Perspectives

Emergency package to protect jobs and businesses

EcoPerspectives // 2nd quarter 2020  
18  
economic-research.bnpparibas.com  
The Netherlands  
Emergency package to protect jobs and businesses  
As the country went into a selected lockdown, business confidence plummeted. To limit the economic fallout, the government  
announced a comprehensive package to protect jobs and businesses, its favourable budgetary position giving it sufficient firing  
power. Nevertheless, each month of lockdown may reduce output growth by around 2 percentage points. In the case of a rapid  
recovery, the GDP shrinkage could be limited to around 3.5% in 2020.  
Confidence plummeted in March  
1
- GDP Growth and inflation  
(
Y/Y, %)  
As a result of the coronavirus, the economic climate has seriously  
deteriorated. Producer confidence plummeted in March, as  
enterprises anticipated a sharp decline in activity. In particular,  
consumer oriented branches such as retail, hospitality and travel  
reported sharp deteriorations in the business climate. In the  
manufacturing sector, businesses still reported well filled order  
books and low inventories of final products. However, these positive  
signals are likely to disappear as the country is in lockdown.  
GDP Growth  
Forecast  
Inflation  
Forecast  
6
5
4
5.5  
3
2
1
0
1
2
3
4
2.7  
2.7  
1.7  
1.6  
1.7  
0.4  
-
-
-
-
An emergency plan  
The government has taken a raft of measures to support employees,  
self-employed and businesses. In order to protect salaries,  
companies that expect a decline of at least 20% of their turnover,  
can apply for a wage subsidy amounting to a maximum of 90% of  
the salary for three months for both permanent staff and flex  
workers under condition that no workers will be dismissed. Self-  
employed can receive a benefit of maximum EUR 1500 per month.  
-
3.5  
2018  
2019  
2020  
2021  
2018  
2019  
2020  
2021  
Source: BNP Paribas Global Markets  
Other sectors such as manufacturing might be affected because of  
supply chain disruption and slumping demand. The Netherlands  
Bureau of Economic Policy Analysis (CPB) estimates that in the  
case of a three-month lockdown, economic activity could shrink by  
10-15% in Q2. In this scenario, the GDP growth would contract by  

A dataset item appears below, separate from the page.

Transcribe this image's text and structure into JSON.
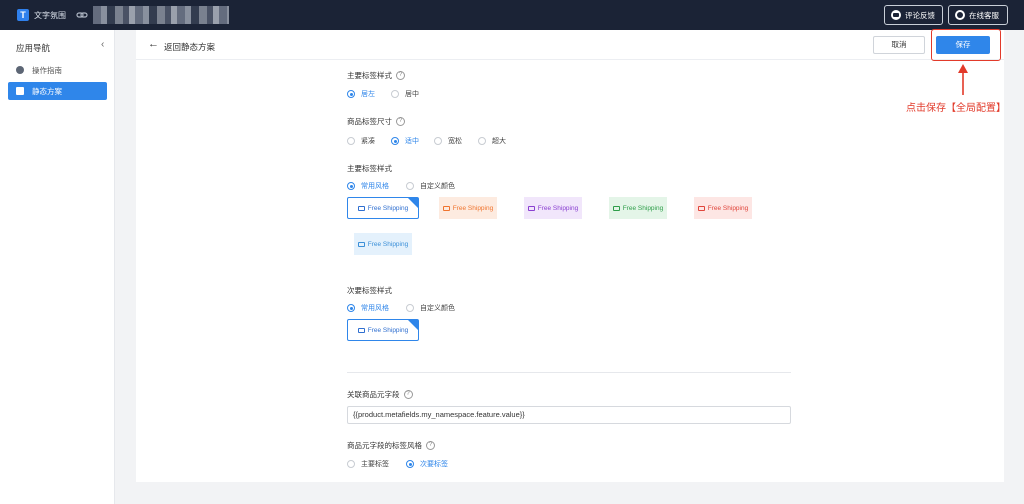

1.2% in 2020, compared with 1.4% growth estimated in early March.  
The government deficit would amount to 1.3% of GDP, whereas the  

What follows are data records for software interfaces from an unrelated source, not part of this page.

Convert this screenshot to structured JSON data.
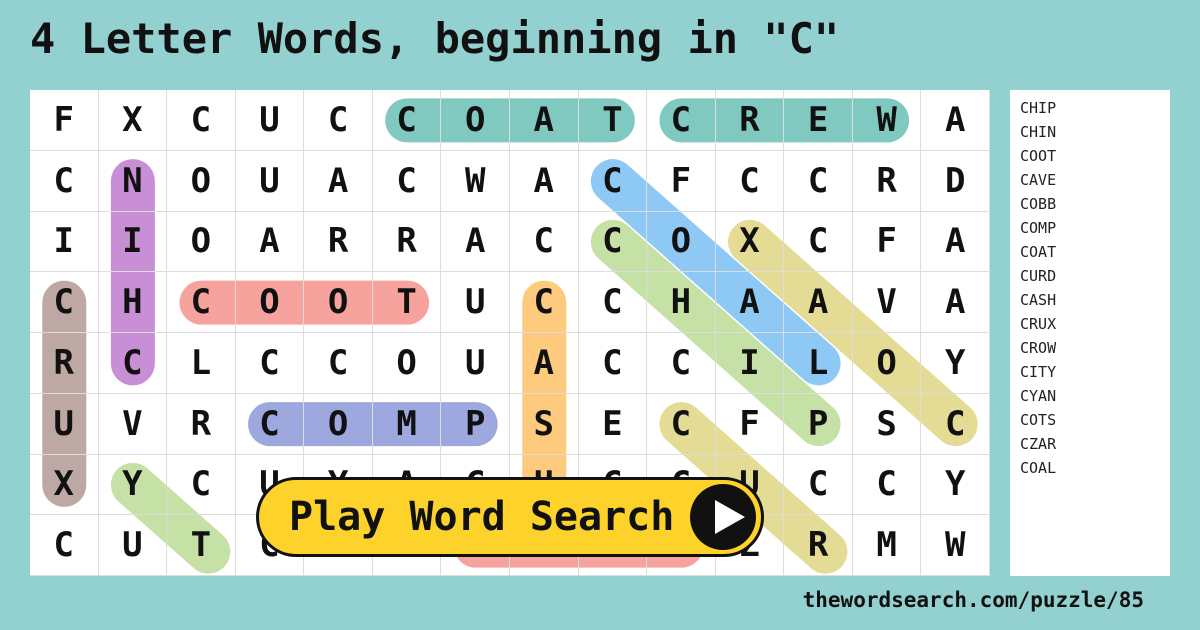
{
  "title": "4 Letter Words, beginning in \"C\"",
  "grid": [
    [
      "F",
      "X",
      "C",
      "U",
      "C",
      "C",
      "O",
      "A",
      "T",
      "C",
      "R",
      "E",
      "W",
      "A"
    ],
    [
      "C",
      "N",
      "O",
      "U",
      "A",
      "C",
      "W",
      "A",
      "C",
      "F",
      "C",
      "C",
      "R",
      "D"
    ],
    [
      "I",
      "I",
      "O",
      "A",
      "R",
      "R",
      "A",
      "C",
      "C",
      "O",
      "X",
      "C",
      "F",
      "A"
    ],
    [
      "C",
      "H",
      "C",
      "O",
      "O",
      "T",
      "U",
      "C",
      "C",
      "H",
      "A",
      "A",
      "V",
      "A"
    ],
    [
      "R",
      "C",
      "L",
      "C",
      "C",
      "O",
      "U",
      "A",
      "C",
      "C",
      "I",
      "L",
      "O",
      "Y"
    ],
    [
      "U",
      "V",
      "R",
      "C",
      "O",
      "M",
      "P",
      "S",
      "E",
      "C",
      "F",
      "P",
      "S",
      "C"
    ],
    [
      "X",
      "Y",
      "C",
      "U",
      "Y",
      "A",
      "C",
      "H",
      "C",
      "C",
      "U",
      "C",
      "C",
      "Y"
    ],
    [
      "C",
      "U",
      "T",
      "C",
      "O",
      "O",
      "C",
      "I",
      "T",
      "Y",
      "Z",
      "R",
      "M",
      "W"
    ]
  ],
  "highlights": [
    {
      "word": "COAT",
      "color": "#7fc9c0",
      "from": [
        0,
        5
      ],
      "to": [
        0,
        8
      ]
    },
    {
      "word": "CREW",
      "color": "#7fc9c0",
      "from": [
        0,
        9
      ],
      "to": [
        0,
        12
      ]
    },
    {
      "word": "CHIN",
      "color": "#c98fd6",
      "from": [
        4,
        1
      ],
      "to": [
        1,
        1
      ]
    },
    {
      "word": "COOT",
      "color": "#f7a39d",
      "from": [
        3,
        2
      ],
      "to": [
        3,
        5
      ]
    },
    {
      "word": "CRUX",
      "color": "#bda8a3",
      "from": [
        3,
        0
      ],
      "to": [
        6,
        0
      ]
    },
    {
      "word": "COMP",
      "color": "#9ca8de",
      "from": [
        5,
        3
      ],
      "to": [
        5,
        6
      ]
    },
    {
      "word": "CASH",
      "color": "#fdca7e",
      "from": [
        3,
        7
      ],
      "to": [
        6,
        7
      ]
    },
    {
      "word": "COAL",
      "color": "#8ec8f5",
      "from": [
        1,
        8
      ],
      "to": [
        4,
        11
      ]
    },
    {
      "word": "CHIP",
      "color": "#c5e1a5",
      "from": [
        2,
        8
      ],
      "to": [
        5,
        11
      ]
    },
    {
      "word": "",
      "color": "#e4dc94",
      "from": [
        2,
        10
      ],
      "to": [
        5,
        13
      ]
    },
    {
      "word": "CURD",
      "color": "#e4dc94",
      "from": [
        5,
        9
      ],
      "to": [
        8,
        12
      ]
    },
    {
      "word": "",
      "color": "#c5e1a5",
      "from": [
        6,
        1
      ],
      "to": [
        9,
        4
      ]
    },
    {
      "word": "CITY",
      "color": "#f7a39d",
      "from": [
        7,
        6
      ],
      "to": [
        7,
        9
      ]
    }
  ],
  "word_list": [
    "CHIP",
    "CHIN",
    "COOT",
    "CAVE",
    "COBB",
    "COMP",
    "COAT",
    "CURD",
    "CASH",
    "CRUX",
    "CROW",
    "CITY",
    "CYAN",
    "COTS",
    "CZAR",
    "COAL"
  ],
  "play_button": {
    "label": "Play Word Search",
    "icon": "play-icon"
  },
  "url": "thewordsearch.com/puzzle/85"
}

CPB had earlier expected a surplus of 1.1% of GDP.  
To avoid liquidity problems, enterprises that have difficulties in  
getting bank loans or bank guarantees can get a loan guarantee  

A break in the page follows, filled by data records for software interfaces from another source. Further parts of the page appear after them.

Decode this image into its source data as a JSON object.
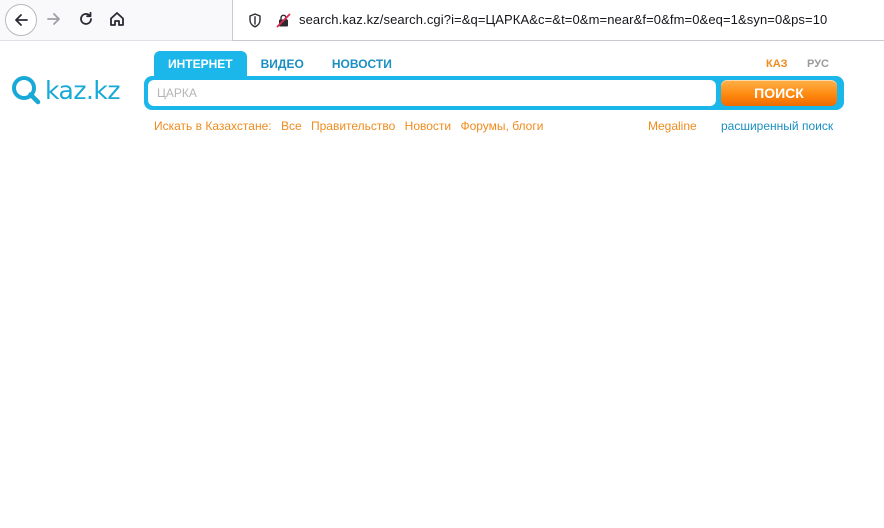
{
  "browser": {
    "url": "search.kaz.kz/search.cgi?i=&q=ЦАРКА&c=&t=0&m=near&f=0&fm=0&eq=1&syn=0&ps=10"
  },
  "logo": {
    "text": "kaz.kz"
  },
  "tabs": [
    {
      "label": "ИНТЕРНЕТ",
      "active": true
    },
    {
      "label": "ВИДЕО",
      "active": false
    },
    {
      "label": "НОВОСТИ",
      "active": false
    }
  ],
  "languages": {
    "kaz": "КАЗ",
    "rus": "РУС",
    "selected": "КАЗ"
  },
  "search": {
    "placeholder": "ЦАРКА",
    "button_label": "ПОИСК"
  },
  "filters": {
    "label": "Искать в Казахстане:",
    "items": [
      "Все",
      "Правительство",
      "Новости",
      "Форумы, блоги"
    ]
  },
  "megaline": "Megaline",
  "advanced_search": "расширенный поиск",
  "colors": {
    "brand_blue": "#1bb7ea",
    "link_blue": "#1b8fc1",
    "accent_orange": "#f08b1d",
    "button_orange": "#ff8a10"
  }
}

from the state. Starters may obtain a deferment of their  
reimbursements for 6 months. Moreover, companies may apply for  
tax deferment.  
The budgetary costs of the emergency plan are substantial, possibly  
between EUR 10-20 billion per quarter. The government estimates  
that the costs of the short-time work scheme on its own could  
already at EUR 10 billion, if 25% of employers applied for it for 45%  
of the wage bill for three months. This is affordable even if the crisis  
would last for several quarters. In 2019, the budget surplus  
amounted to EUR 14 billion (1.7% of GDP) and the public sector  
debt was only 48.6% of GDP.  
The CPB might have substantially underestimated the economic  
consequences of the lockdown. The OECD estimates that for each  
month of lockdown, annual GDP growth could decline by around 2  
percentage points. Assuming a selected lockdown of around 2  
months followed by a quick recovery, GDP could shrink by close to  
3.5% in 2020. It would make the current recession the severest  
since the Second World War.  
As a result of the crisis, public debt will rapidly increase in the  
coming months as tax receipts fall and social security benefits are  
set to increase. Moreover, the government might have to increase  
its participation in some struggling companies. Fortunately, the  
government finances are in good shape. The major problem might  
be an efficient implementation of the loan guarantees and other  
support measures in the coming quarters.  
Output losses could be substantial  
As a result of the lockout, activity is expected to contract in a wide  
range of sectors. The lockout measures in particular affect the  
services sectors such as hospitality, tourism, and personal services.  
QUI SOMMES-NOUS ? Trois équipes d'économistes (économies OCDE, économies émergentes et risque pays, économie bancaire) forment la Direction des Etudes Economiques de BNP Paribas.
Ce site présente leurs analyses.
Le site contient 2485 articles et 640 vidéos